### WHAT YOU HAVE TO DO
Identify all lines of the data containing the string "screenshot" and copy them.

[Element data from apps and pages]
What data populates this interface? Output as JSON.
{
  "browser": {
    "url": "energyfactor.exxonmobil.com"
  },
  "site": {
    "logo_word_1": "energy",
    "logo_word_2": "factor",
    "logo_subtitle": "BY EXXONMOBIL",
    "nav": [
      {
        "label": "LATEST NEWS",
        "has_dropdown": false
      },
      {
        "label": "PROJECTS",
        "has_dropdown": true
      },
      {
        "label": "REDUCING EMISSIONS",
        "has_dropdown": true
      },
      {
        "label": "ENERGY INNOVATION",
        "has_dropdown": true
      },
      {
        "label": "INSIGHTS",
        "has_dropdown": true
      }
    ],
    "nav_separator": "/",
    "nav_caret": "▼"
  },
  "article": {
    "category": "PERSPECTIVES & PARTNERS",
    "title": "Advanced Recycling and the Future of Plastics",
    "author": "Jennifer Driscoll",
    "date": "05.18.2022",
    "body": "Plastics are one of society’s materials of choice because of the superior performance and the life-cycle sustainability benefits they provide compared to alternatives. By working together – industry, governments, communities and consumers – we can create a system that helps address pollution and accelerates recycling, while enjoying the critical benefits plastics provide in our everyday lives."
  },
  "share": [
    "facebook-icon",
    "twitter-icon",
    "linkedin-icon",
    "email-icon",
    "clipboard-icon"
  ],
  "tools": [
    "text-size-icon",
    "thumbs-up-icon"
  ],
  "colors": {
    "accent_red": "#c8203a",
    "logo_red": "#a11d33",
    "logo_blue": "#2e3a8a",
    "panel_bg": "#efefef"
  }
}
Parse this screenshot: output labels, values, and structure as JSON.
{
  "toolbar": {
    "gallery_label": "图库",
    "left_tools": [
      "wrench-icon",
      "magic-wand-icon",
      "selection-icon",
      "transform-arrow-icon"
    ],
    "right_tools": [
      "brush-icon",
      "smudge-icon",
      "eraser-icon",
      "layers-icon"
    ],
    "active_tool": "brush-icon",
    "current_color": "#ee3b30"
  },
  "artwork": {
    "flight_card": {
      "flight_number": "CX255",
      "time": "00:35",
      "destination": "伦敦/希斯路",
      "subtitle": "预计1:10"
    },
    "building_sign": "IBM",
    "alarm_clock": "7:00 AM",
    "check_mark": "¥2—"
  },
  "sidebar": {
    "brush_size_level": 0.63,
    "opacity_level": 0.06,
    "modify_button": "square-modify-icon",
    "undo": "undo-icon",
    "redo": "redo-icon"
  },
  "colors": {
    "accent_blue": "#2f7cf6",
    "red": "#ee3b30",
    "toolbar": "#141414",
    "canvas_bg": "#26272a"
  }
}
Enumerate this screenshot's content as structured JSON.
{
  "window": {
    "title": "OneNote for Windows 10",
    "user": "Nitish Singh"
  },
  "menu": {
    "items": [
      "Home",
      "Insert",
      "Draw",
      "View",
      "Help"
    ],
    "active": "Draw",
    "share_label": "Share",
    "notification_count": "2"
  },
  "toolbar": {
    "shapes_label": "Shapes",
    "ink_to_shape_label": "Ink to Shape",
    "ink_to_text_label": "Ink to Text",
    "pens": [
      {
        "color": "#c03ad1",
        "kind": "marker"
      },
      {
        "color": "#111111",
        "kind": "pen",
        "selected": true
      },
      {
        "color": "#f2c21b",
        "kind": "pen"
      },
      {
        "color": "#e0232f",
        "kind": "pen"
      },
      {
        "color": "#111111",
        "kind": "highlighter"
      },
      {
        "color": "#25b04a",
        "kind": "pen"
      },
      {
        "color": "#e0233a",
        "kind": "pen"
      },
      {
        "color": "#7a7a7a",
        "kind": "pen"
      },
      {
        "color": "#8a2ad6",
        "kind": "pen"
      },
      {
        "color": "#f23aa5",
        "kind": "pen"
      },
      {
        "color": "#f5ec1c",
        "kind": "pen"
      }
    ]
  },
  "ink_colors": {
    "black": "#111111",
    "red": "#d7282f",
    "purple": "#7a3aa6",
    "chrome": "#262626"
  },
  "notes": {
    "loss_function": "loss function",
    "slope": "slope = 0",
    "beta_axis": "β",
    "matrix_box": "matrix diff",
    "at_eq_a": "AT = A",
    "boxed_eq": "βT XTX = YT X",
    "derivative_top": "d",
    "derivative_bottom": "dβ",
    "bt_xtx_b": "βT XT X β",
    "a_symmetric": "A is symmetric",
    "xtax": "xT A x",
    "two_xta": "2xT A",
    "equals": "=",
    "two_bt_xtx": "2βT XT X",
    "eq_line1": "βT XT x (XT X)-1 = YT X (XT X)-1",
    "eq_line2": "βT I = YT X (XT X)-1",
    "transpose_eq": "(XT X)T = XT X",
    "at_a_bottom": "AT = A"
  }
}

### RESULT
Parse this screenshot: output labels, values, and structure as JSON.
Enumerate this screenshot's content as structured JSON.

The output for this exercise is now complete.